Work required
Gather all lines in the entries that include the word "Academia".
Extracted material below:
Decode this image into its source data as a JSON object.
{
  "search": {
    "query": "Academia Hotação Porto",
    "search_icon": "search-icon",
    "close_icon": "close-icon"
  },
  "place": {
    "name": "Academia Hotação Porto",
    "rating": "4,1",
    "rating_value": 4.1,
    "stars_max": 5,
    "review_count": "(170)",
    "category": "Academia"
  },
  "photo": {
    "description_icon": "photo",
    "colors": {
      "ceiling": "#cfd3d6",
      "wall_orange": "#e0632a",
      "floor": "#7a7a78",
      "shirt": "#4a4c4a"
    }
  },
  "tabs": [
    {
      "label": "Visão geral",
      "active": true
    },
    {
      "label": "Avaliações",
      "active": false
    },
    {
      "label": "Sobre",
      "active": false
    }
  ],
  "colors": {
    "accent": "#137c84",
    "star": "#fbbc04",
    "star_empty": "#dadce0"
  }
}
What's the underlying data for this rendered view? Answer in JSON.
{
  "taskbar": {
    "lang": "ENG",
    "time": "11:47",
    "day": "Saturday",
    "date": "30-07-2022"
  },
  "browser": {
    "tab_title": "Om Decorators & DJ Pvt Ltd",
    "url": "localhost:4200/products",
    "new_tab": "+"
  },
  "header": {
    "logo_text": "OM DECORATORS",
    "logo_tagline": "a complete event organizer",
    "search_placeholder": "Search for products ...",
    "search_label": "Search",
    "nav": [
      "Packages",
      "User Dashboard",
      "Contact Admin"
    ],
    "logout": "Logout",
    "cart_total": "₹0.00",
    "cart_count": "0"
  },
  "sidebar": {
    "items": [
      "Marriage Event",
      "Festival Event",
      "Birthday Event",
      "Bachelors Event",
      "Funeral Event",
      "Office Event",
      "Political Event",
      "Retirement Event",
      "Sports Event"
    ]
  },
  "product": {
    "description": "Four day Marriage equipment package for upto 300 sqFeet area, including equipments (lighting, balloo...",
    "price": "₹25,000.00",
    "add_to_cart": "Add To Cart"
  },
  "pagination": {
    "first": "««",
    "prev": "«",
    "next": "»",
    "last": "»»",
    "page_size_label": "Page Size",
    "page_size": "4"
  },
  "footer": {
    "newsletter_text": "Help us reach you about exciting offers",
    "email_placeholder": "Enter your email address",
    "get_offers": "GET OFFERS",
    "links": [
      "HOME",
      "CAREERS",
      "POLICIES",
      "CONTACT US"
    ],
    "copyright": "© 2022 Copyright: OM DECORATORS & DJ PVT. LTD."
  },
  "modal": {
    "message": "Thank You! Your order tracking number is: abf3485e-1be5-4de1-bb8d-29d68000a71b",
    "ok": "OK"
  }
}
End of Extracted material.
Finished exercise
    "query": "Academia Hotação Porto",
    "name": "Academia Hotação Porto",
    "category": "Academia"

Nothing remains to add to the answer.